Steel magnate’s birthday bash in French Alps draws frownsBy IANS
Saturday, December 18, 2010
LONDON - A mega-party by steel magnate Viktor Pinchuk in Courchevel, a ski resort in the French Alps, has led some locals to brand the extravagant spending obscene, a media report said Saturday.
The Ukranian businessman, also an art collector, whose fortune Forbes estimates stands at $3.1 billion, is sparing no expense for the 300 lucky guests invited to Saturday night’s event, the Daily Telegraph reported on its website.
He has hired out a huge 3,000-square metre marquee from the town hall in Courchevel 1650, the second-highest part of the resort in the French Alps’ Trois Valles.
It has taken 50 workmen two weeks “under difficult climactic conditions” to set up the venue, which will house the Cirque du Soleil, the world-renowned Canada-based circus troupe.
Local schoolchildren were invited to come and watch the acrobats rehearse.
The gastronomic buffet has been concocted by Alain Ducasse, whose restaurants around the world have a total of 19 Michelin stars, including three at London’s The Dorchester.
His haute gastronomy will be washed down with the finest champagne, vodka and top grands crus.
The soire will end with a spectacular firework display before guests retire to the resort’s 11 five-star hotels - a record in France - all booked out for the occasion.
Pinchuk, whose wife Elena is the daughter of Leonid Kutchma, the former Ukrainian president, is the world’s 307th wealthiest person, according to Forbes and was on this year’s Time 100, the magazine’s list of the world’s most influential people.
A former Soviet engineer, he made his money in steel pipes after the collapse of the USSR, now owns five television stations and three newspapers, including the country’s most popular title.
He and his wife bought what was the world’s most expensive home in London for 80 million pounds in 2008 - a five-storey Victorian house in Kensington complete with huge underground swimming pool, gym, sauna and cinema.
Pinchuk’s lavish bash will be a welcome boost for “Courchevelski”, as the resort is known.
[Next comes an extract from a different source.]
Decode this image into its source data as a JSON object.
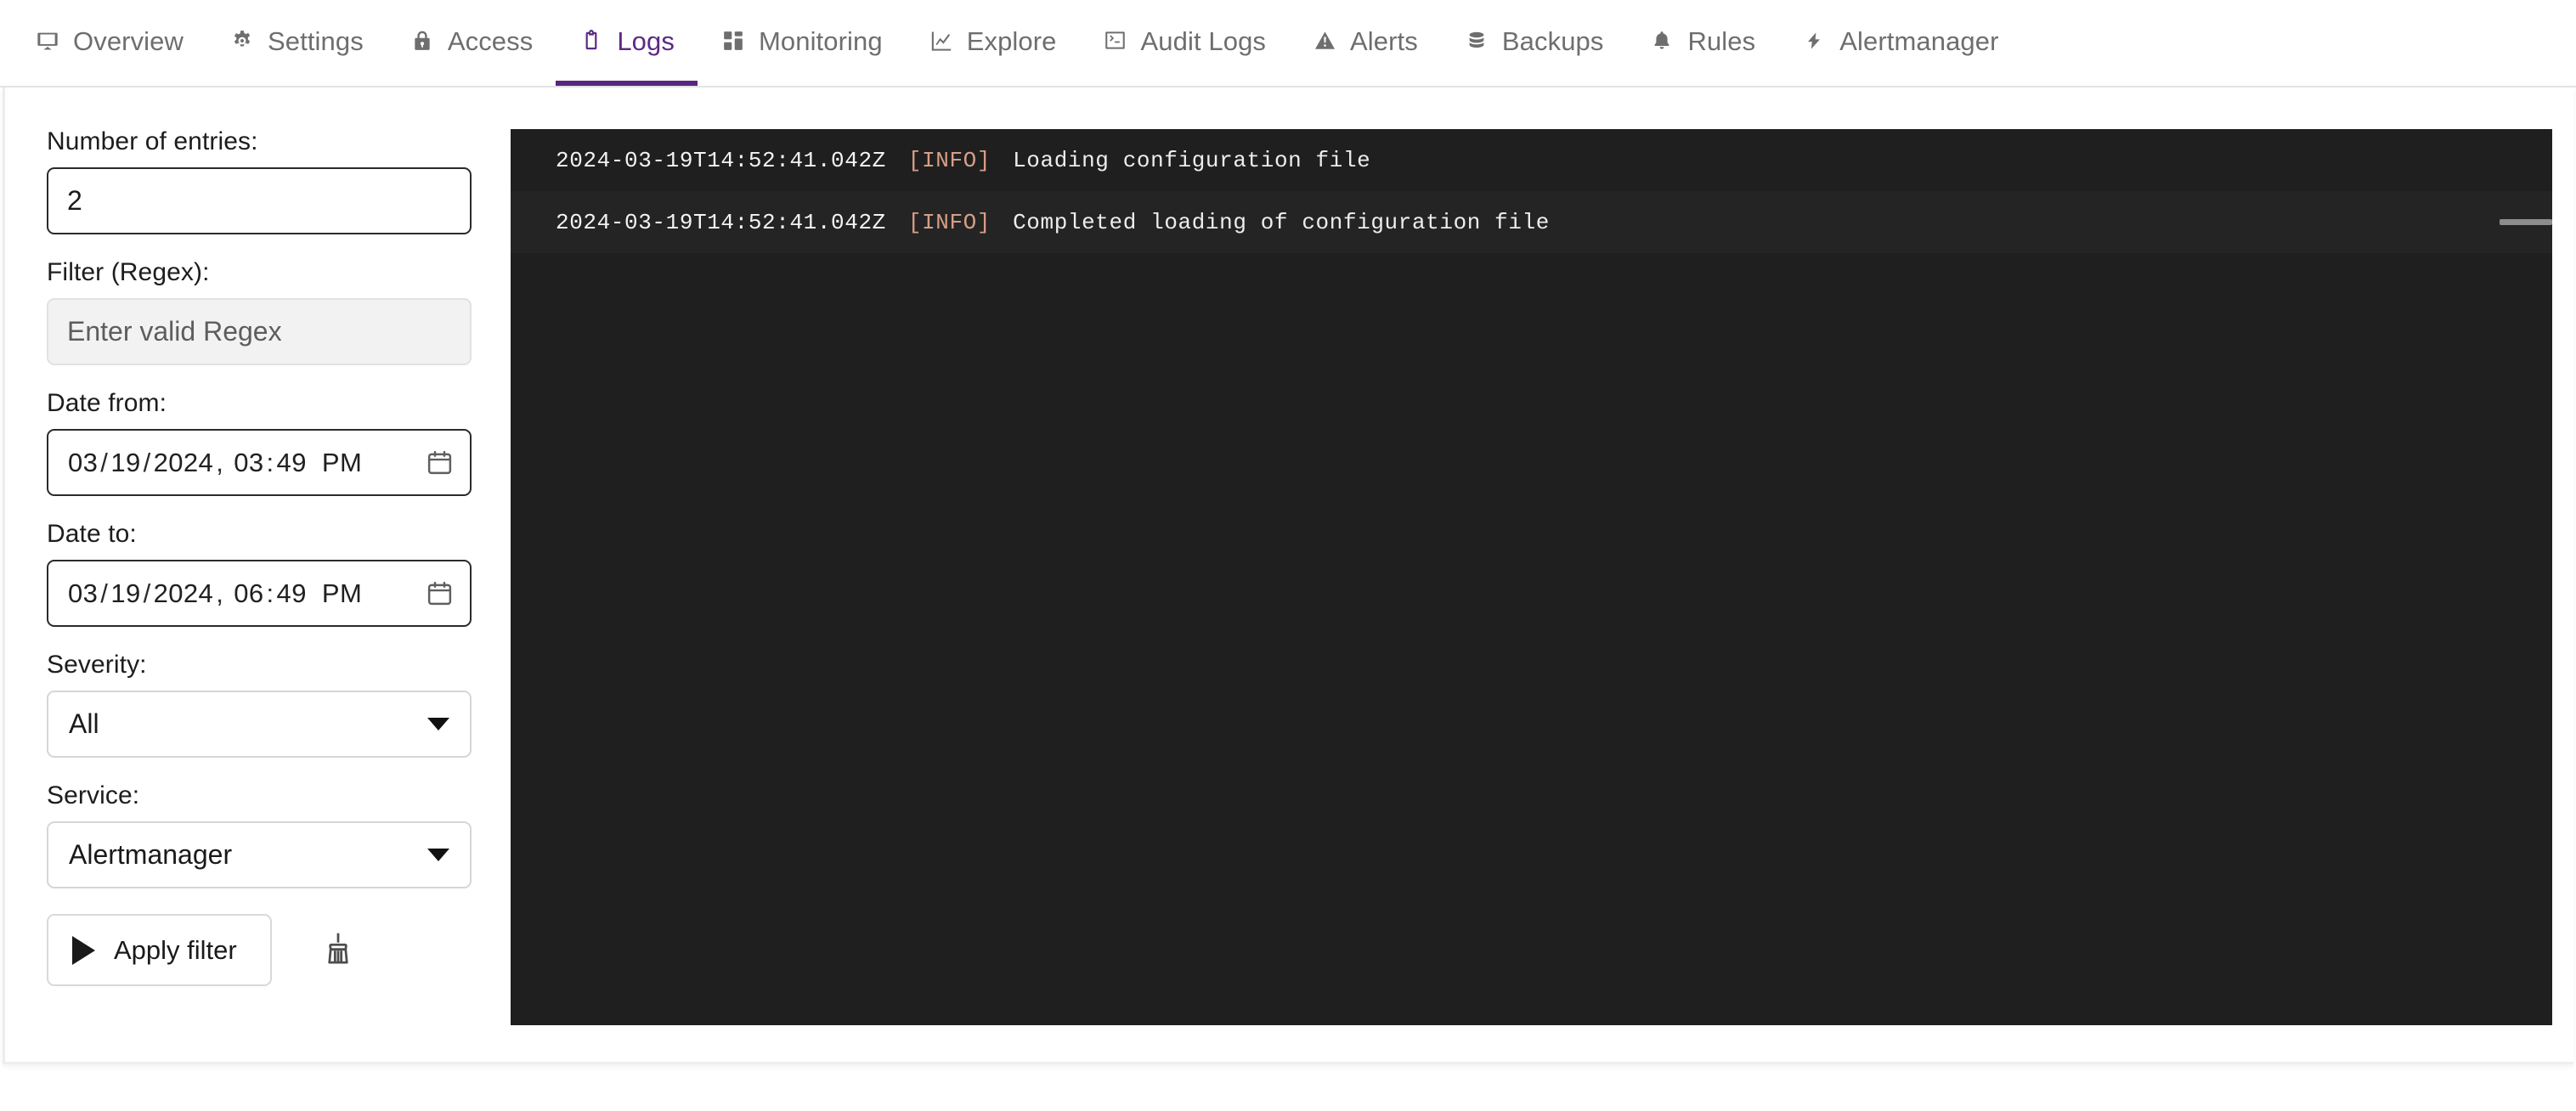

In 2007, its wealthy Russian clientele shunned the four-village resort after French police hauled in Michael Prokhorov, Russia’s second richest man, for questioning on suspicion of hiring prostitutes.
Prokhorov said his companions were merely “beautiful, educated young women”.
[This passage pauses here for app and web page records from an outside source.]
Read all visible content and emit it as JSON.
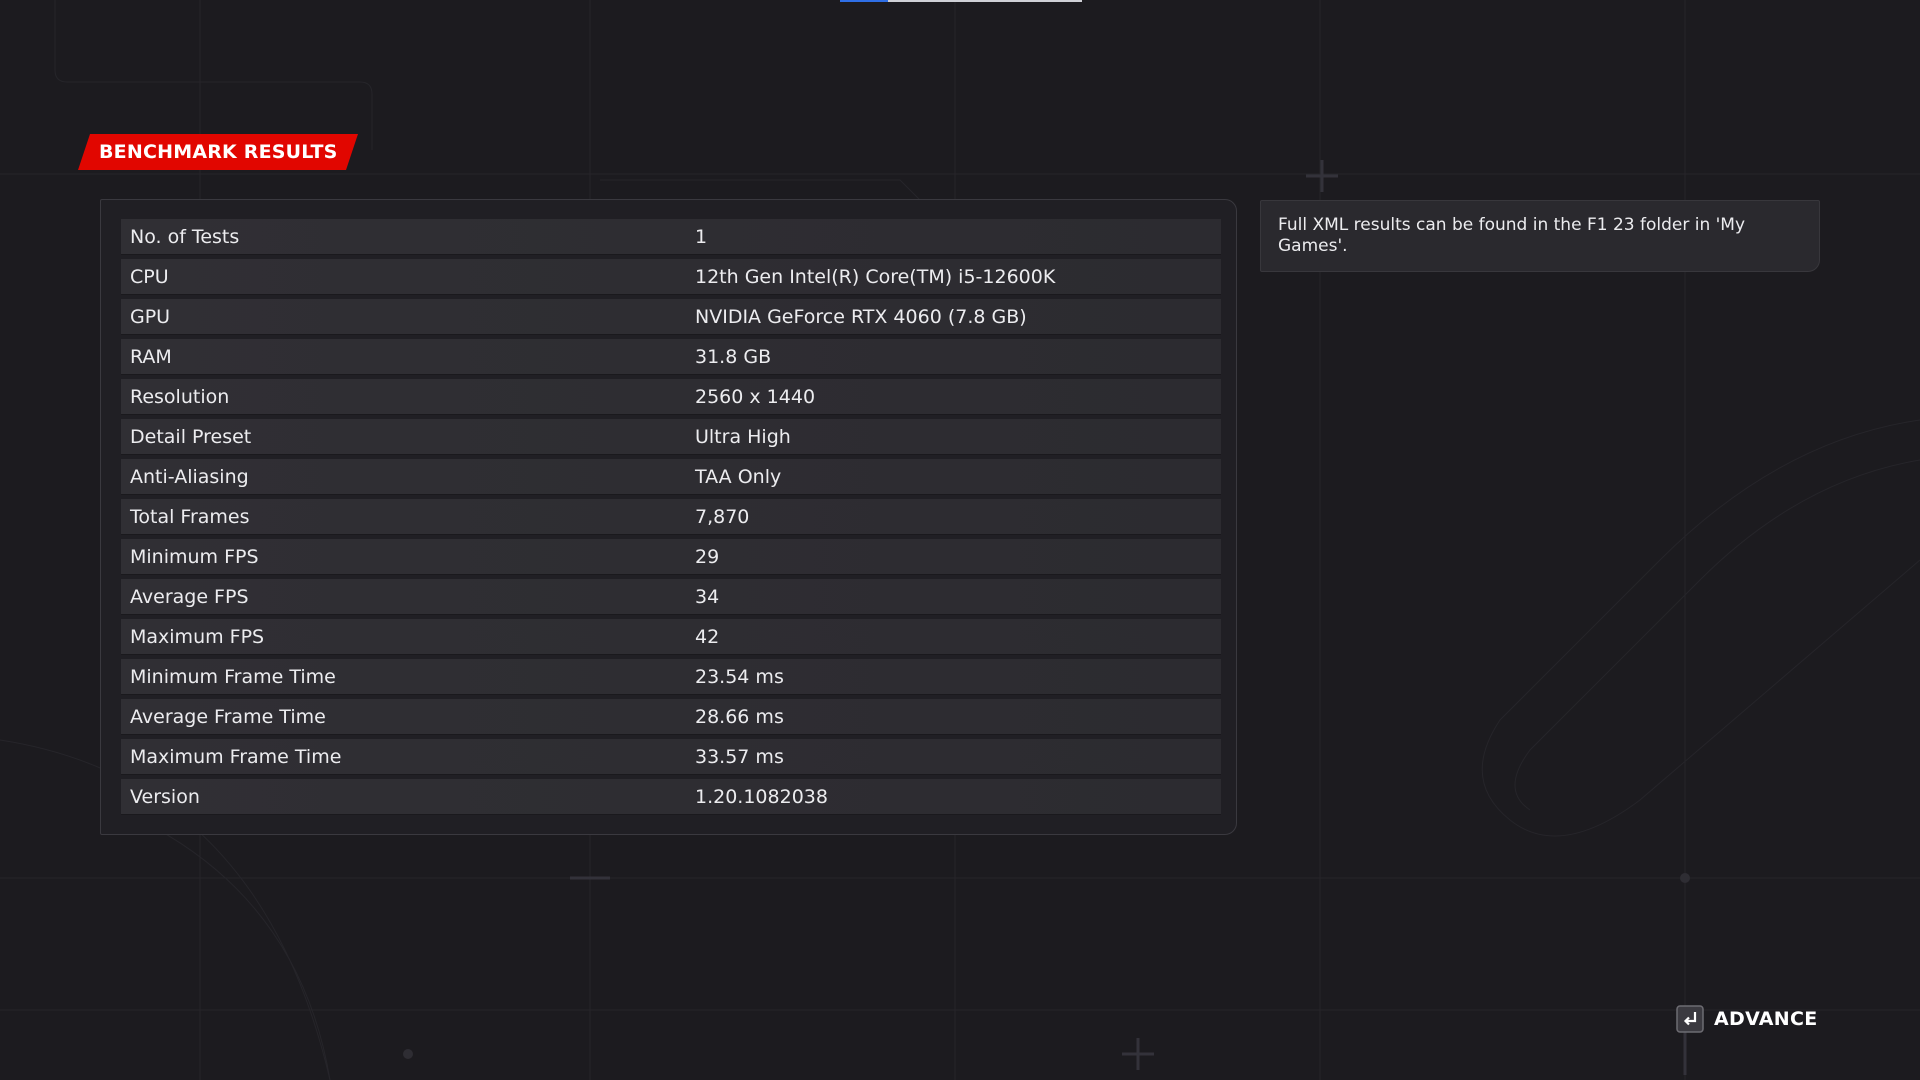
{
  "screen": {
    "title": "BENCHMARK RESULTS",
    "top_progress_fraction": 0.2,
    "accent_color": "#e10600",
    "background_color": "#1c1b1f"
  },
  "results": {
    "rows": [
      {
        "label": "No. of Tests",
        "value": "1"
      },
      {
        "label": "CPU",
        "value": "12th Gen Intel(R) Core(TM) i5-12600K"
      },
      {
        "label": "GPU",
        "value": "NVIDIA GeForce RTX 4060 (7.8 GB)"
      },
      {
        "label": "RAM",
        "value": "31.8 GB"
      },
      {
        "label": "Resolution",
        "value": "2560 x 1440"
      },
      {
        "label": "Detail Preset",
        "value": "Ultra High"
      },
      {
        "label": "Anti-Aliasing",
        "value": "TAA Only"
      },
      {
        "label": "Total Frames",
        "value": "7,870"
      },
      {
        "label": "Minimum FPS",
        "value": "29"
      },
      {
        "label": "Average FPS",
        "value": "34"
      },
      {
        "label": "Maximum FPS",
        "value": "42"
      },
      {
        "label": "Minimum Frame Time",
        "value": "23.54 ms"
      },
      {
        "label": "Average Frame Time",
        "value": "28.66 ms"
      },
      {
        "label": "Maximum Frame Time",
        "value": "33.57 ms"
      },
      {
        "label": "Version",
        "value": "1.20.1082038"
      }
    ]
  },
  "info": {
    "text": "Full XML results can be found in the F1 23 folder in 'My Games'."
  },
  "footer": {
    "advance_label": "ADVANCE",
    "advance_icon": "enter-key-icon"
  }
}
Booking at the resort, which normally welcomes 20,000 holidaymakers from the ex-Soviet Union for New Year, took a tumble last year due to the knock-on effects of the financial crisis, which hit oligarchs’ cash flow.